An Androgynous Suffragette Portrait, Rediscovered / Hyperallergic

Marie Høeg, “Untitled” (1896-1905). Photographs printed from glass negatives. Courtesy of Preus Museum, Horten. (all photographs courtesy of Preus Museum unless otherwise noted)

Marie Høeg, “Untitled” (1896-1905). Photographs printed from glass negatives. Courtesy of Preus Museum, Horten. (all photographs courtesy of Preus Museum unless otherwise noted)

LOS ANGELES — Mind-altering conversations happen by chance, randomly, when we are least expecting them to occur. Liv Bugge and Sille Storihle’s roaming curatorial/publishing/salon-hosting platform FRANK slipped into a dialogue when Storihle discovered a gender-bending photograph by Norwegian suffragist Marie Høeg (1866–1949) in 2012 when working on a film project about Norwegian nationalism. Originally discovered in the 1980s in a barn, this photograph had gone unseen outside of Norway and Sweden until FRANK recontexualized it at the ONE Archives, bringing it into a contemporary art context.

Rather than leaving this rediscovered negative where it was and stopping the conversation short, Storihle and Bugge decided to stage a discussion between contemporary Swedish artist Klara Lidén’s portraits in the handicap bathroom toilet stall and a selection of portraits that Høeg made with her partner Bolette Berg. This became the exhibition entitled Marie Høeg Meets Klara Lidén, which is now on view at the University of Southern California’s ONE National Gay & Lesbian Archives. What shifts when pairing a series of slides by the artist Lidén, whose work was made with the knowledge that the public would see it, and Høeg’s portraits made and shown only privately — and perhaps intended to stay that way? I got in touch with Bugge and Storihle, who were in Oslo at the time, to learn more about their curatorial process.

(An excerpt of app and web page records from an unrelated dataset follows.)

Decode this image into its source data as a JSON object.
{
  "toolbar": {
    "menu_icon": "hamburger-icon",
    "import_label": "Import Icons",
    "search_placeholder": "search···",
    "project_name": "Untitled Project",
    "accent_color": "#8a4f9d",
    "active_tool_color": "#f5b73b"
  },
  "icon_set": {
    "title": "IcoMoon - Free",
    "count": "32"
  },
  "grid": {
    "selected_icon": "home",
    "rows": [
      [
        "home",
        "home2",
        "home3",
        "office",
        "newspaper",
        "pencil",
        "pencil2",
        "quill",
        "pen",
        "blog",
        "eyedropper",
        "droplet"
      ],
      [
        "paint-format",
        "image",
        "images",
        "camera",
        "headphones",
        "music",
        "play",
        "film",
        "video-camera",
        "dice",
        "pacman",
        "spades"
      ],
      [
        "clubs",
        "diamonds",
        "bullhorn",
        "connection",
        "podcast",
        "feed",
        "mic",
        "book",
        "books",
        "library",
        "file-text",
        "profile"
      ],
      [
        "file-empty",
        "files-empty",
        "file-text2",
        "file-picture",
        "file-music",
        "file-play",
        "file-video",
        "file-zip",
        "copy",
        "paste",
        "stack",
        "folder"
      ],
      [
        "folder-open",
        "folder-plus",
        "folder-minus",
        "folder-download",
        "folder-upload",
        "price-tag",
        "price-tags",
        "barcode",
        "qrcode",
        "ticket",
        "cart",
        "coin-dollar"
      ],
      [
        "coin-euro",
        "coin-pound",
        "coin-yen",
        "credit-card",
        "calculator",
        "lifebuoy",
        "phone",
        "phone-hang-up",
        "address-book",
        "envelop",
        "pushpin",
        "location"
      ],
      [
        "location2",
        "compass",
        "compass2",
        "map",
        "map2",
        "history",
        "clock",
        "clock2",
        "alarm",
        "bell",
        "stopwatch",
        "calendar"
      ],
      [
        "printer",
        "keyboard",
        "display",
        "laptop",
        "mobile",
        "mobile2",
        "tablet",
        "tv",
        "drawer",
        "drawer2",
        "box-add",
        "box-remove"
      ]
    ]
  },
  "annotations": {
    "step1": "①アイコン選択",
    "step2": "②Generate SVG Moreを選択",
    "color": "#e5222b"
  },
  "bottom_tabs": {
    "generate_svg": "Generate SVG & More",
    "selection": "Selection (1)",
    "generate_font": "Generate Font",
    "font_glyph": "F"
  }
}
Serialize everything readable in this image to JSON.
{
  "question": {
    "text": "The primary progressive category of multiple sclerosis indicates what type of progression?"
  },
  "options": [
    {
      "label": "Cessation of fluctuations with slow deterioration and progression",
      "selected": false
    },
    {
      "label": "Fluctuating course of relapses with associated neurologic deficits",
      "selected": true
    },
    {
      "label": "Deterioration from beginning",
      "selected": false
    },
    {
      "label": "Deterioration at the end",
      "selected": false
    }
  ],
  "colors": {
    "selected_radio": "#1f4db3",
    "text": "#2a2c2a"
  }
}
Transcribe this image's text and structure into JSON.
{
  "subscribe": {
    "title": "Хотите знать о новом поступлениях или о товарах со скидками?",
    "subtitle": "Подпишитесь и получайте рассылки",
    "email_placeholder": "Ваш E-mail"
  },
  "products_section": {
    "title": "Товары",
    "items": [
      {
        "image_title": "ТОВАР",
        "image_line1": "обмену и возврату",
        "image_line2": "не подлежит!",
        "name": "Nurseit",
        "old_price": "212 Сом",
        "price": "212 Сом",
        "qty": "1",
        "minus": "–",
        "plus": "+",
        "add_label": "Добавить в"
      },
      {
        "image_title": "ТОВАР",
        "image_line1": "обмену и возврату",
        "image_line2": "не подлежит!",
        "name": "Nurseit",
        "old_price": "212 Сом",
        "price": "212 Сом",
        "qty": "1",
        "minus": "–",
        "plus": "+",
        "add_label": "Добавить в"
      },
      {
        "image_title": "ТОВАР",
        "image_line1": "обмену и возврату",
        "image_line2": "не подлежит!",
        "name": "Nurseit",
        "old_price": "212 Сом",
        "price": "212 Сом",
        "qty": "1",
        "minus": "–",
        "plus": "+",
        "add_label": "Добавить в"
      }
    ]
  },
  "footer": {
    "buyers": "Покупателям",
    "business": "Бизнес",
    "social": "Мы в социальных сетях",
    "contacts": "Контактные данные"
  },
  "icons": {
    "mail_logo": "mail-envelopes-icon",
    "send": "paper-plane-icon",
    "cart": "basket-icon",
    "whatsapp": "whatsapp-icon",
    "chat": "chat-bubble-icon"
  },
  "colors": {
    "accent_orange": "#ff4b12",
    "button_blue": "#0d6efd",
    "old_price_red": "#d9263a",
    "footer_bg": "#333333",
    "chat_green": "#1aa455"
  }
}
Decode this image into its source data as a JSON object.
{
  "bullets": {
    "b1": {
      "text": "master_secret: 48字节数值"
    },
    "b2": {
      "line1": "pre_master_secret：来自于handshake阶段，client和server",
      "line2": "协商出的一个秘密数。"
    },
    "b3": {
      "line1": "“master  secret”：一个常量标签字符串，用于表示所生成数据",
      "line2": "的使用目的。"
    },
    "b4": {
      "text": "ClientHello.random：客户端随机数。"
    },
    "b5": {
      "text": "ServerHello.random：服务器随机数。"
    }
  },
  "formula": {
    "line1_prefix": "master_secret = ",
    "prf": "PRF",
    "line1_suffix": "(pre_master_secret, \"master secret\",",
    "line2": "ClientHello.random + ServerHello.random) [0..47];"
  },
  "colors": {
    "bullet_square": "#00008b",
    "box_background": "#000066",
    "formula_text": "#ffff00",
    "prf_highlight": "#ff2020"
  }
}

Read the full story on Hyperallergic: http://hyperallergic.com/119653/androgynous-suffragette-self-portrait-sparks-dialogue/